* Exercise details: Write out the records that follow with every word intact.

* Source data:
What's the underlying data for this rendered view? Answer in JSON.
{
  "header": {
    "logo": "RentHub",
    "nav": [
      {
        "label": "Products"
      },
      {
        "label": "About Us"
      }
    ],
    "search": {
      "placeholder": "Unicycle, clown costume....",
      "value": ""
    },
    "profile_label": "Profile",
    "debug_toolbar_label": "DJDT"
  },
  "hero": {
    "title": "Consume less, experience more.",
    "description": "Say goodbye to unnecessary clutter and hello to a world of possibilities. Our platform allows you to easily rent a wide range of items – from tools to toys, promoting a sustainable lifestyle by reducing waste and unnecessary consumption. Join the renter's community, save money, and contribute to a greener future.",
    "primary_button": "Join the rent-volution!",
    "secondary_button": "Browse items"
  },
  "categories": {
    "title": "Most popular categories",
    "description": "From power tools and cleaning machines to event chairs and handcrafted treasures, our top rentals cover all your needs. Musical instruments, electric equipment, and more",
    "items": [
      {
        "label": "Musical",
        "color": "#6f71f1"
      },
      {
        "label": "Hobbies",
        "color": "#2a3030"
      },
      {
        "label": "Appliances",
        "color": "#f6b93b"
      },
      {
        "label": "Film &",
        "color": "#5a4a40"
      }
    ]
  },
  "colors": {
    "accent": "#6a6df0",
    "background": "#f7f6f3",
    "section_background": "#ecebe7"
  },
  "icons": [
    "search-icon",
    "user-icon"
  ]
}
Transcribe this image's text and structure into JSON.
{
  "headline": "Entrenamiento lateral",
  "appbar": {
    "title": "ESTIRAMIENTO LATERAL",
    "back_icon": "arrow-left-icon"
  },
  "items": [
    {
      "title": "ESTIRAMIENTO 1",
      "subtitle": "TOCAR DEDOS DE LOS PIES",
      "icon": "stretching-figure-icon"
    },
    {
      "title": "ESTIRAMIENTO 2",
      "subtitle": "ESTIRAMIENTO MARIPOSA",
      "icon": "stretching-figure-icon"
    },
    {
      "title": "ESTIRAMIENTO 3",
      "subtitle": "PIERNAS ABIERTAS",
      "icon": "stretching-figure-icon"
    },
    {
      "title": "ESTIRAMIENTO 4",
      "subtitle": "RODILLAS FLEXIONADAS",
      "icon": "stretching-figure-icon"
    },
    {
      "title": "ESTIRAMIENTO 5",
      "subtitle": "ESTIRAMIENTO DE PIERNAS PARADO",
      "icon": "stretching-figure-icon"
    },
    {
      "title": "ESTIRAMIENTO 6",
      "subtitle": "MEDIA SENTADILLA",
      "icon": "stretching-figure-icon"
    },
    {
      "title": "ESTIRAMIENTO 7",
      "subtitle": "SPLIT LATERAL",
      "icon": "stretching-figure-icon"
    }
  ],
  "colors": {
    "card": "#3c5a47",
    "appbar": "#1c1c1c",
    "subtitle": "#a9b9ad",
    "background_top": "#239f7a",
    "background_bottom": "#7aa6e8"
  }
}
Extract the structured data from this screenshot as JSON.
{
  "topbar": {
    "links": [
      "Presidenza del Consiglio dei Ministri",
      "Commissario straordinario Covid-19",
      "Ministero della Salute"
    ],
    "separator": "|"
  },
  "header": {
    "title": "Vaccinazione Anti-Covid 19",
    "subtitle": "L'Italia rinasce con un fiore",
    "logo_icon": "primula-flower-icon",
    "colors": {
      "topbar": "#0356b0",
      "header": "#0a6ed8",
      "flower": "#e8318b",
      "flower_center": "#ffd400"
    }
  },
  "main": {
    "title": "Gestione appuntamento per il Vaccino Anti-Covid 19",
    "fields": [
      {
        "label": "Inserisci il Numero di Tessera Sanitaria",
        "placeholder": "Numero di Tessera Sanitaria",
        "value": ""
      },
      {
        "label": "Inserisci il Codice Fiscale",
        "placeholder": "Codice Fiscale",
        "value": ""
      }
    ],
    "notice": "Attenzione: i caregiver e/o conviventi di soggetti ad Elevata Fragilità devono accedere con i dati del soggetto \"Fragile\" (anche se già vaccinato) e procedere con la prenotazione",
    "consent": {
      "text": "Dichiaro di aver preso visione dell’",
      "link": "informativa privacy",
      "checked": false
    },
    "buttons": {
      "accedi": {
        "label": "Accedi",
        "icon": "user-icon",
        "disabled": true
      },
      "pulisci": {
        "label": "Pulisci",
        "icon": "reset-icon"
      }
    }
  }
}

* Answer below:
What's the underlying data for this rendered view? Answer in JSON.
{
  "header": {
    "logo": "RentHub",
    "nav": [
      {
        "label": "Products"
      },
      {
        "label": "About Us"
      }
    ],
    "search": {
      "placeholder": "Unicycle, clown costume....",
      "value": ""
    },
    "profile_label": "Profile",
    "debug_toolbar_label": "DJDT"
  },
  "hero": {
    "title": "Consume less, experience more.",
    "description": "Say goodbye to unnecessary clutter and hello to a world of possibilities. Our platform allows you to easily rent a wide range of items – from tools to toys, promoting a sustainable lifestyle by reducing waste and unnecessary consumption. Join the renter's community, save money, and contribute to a greener future.",
    "primary_button": "Join the rent-volution!",
    "secondary_button": "Browse items"
  },
  "categories": {
    "title": "Most popular categories",
    "description": "From power tools and cleaning machines to event chairs and handcrafted treasures, our top rentals cover all your needs. Musical instruments, electric equipment, and more",
    "items": [
      {
        "label": "Musical",
        "color": "#6f71f1"
      },
      {
        "label": "Hobbies",
        "color": "#2a3030"
      },
      {
        "label": "Appliances",
        "color": "#f6b93b"
      },
      {
        "label": "Film &",
        "color": "#5a4a40"
      }
    ]
  },
  "colors": {
    "accent": "#6a6df0",
    "background": "#f7f6f3",
    "section_background": "#ecebe7"
  },
  "icons": [
    "search-icon",
    "user-icon"
  ]
}
Transcribe this image's text and structure into JSON.
{
  "headline": "Entrenamiento lateral",
  "appbar": {
    "title": "ESTIRAMIENTO LATERAL",
    "back_icon": "arrow-left-icon"
  },
  "items": [
    {
      "title": "ESTIRAMIENTO 1",
      "subtitle": "TOCAR DEDOS DE LOS PIES",
      "icon": "stretching-figure-icon"
    },
    {
      "title": "ESTIRAMIENTO 2",
      "subtitle": "ESTIRAMIENTO MARIPOSA",
      "icon": "stretching-figure-icon"
    },
    {
      "title": "ESTIRAMIENTO 3",
      "subtitle": "PIERNAS ABIERTAS",
      "icon": "stretching-figure-icon"
    },
    {
      "title": "ESTIRAMIENTO 4",
      "subtitle": "RODILLAS FLEXIONADAS",
      "icon": "stretching-figure-icon"
    },
    {
      "title": "ESTIRAMIENTO 5",
      "subtitle": "ESTIRAMIENTO DE PIERNAS PARADO",
      "icon": "stretching-figure-icon"
    },
    {
      "title": "ESTIRAMIENTO 6",
      "subtitle": "MEDIA SENTADILLA",
      "icon": "stretching-figure-icon"
    },
    {
      "title": "ESTIRAMIENTO 7",
      "subtitle": "SPLIT LATERAL",
      "icon": "stretching-figure-icon"
    }
  ],
  "colors": {
    "card": "#3c5a47",
    "appbar": "#1c1c1c",
    "subtitle": "#a9b9ad",
    "background_top": "#239f7a",
    "background_bottom": "#7aa6e8"
  }
}
Extract the structured data from this screenshot as JSON.
{
  "topbar": {
    "links": [
      "Presidenza del Consiglio dei Ministri",
      "Commissario straordinario Covid-19",
      "Ministero della Salute"
    ],
    "separator": "|"
  },
  "header": {
    "title": "Vaccinazione Anti-Covid 19",
    "subtitle": "L'Italia rinasce con un fiore",
    "logo_icon": "primula-flower-icon",
    "colors": {
      "topbar": "#0356b0",
      "header": "#0a6ed8",
      "flower": "#e8318b",
      "flower_center": "#ffd400"
    }
  },
  "main": {
    "title": "Gestione appuntamento per il Vaccino Anti-Covid 19",
    "fields": [
      {
        "label": "Inserisci il Numero di Tessera Sanitaria",
        "placeholder": "Numero di Tessera Sanitaria",
        "value": ""
      },
      {
        "label": "Inserisci il Codice Fiscale",
        "placeholder": "Codice Fiscale",
        "value": ""
      }
    ],
    "notice": "Attenzione: i caregiver e/o conviventi di soggetti ad Elevata Fragilità devono accedere con i dati del soggetto \"Fragile\" (anche se già vaccinato) e procedere con la prenotazione",
    "consent": {
      "text": "Dichiaro di aver preso visione dell’",
      "link": "informativa privacy",
      "checked": false
    },
    "buttons": {
      "accedi": {
        "label": "Accedi",
        "icon": "user-icon",
        "disabled": true
      },
      "pulisci": {
        "label": "Pulisci",
        "icon": "reset-icon"
      }
    }
  }
}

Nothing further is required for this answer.